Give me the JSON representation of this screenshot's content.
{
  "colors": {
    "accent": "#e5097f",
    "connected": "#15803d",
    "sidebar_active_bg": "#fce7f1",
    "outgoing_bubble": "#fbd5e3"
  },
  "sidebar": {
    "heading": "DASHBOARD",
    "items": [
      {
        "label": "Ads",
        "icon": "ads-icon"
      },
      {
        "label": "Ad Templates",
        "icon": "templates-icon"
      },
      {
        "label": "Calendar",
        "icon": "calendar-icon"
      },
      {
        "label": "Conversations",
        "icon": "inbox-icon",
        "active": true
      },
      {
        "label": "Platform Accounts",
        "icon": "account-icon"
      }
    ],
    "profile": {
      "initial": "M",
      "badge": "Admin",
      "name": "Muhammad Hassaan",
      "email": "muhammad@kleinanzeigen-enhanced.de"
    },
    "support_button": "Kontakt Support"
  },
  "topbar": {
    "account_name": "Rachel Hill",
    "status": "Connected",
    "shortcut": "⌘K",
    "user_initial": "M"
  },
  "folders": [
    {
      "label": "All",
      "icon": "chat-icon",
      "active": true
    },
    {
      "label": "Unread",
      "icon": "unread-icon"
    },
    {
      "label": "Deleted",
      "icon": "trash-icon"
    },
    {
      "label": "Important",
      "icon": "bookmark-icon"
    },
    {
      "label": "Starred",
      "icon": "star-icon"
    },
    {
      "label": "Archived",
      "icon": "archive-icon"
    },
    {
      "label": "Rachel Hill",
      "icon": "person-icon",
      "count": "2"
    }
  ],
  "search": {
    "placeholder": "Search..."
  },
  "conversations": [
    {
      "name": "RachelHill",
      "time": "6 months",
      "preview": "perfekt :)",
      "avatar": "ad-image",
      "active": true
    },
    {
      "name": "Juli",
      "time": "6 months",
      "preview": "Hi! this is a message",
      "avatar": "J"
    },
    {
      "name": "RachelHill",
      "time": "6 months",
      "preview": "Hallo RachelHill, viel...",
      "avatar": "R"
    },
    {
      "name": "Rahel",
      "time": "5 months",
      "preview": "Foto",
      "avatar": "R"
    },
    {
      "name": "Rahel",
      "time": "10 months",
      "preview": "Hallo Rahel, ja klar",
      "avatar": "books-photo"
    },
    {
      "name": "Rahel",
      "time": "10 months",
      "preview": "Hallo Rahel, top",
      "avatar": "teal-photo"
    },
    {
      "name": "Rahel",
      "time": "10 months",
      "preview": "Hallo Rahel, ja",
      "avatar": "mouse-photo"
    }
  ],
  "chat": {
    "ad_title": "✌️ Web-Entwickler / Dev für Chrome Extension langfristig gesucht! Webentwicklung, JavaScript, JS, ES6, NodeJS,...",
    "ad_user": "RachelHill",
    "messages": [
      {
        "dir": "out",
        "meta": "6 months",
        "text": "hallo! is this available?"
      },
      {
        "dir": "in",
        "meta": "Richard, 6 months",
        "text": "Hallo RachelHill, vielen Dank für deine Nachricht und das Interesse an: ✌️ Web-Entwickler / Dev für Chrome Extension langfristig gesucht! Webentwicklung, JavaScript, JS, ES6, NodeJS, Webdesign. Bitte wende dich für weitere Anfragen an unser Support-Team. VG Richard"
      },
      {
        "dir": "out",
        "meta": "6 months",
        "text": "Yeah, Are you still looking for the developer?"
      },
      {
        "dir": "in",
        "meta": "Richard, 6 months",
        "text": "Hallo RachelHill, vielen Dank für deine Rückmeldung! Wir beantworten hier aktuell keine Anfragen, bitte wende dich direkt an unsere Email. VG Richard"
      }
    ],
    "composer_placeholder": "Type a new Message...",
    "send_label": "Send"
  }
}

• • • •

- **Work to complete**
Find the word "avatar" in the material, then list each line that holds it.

- **Output for this task**
      "avatar": "ad-image",
      "avatar": "J"
      "avatar": "R"
      "avatar": "R"
      "avatar": "books-photo"
      "avatar": "teal-photo"
      "avatar": "mouse-photo"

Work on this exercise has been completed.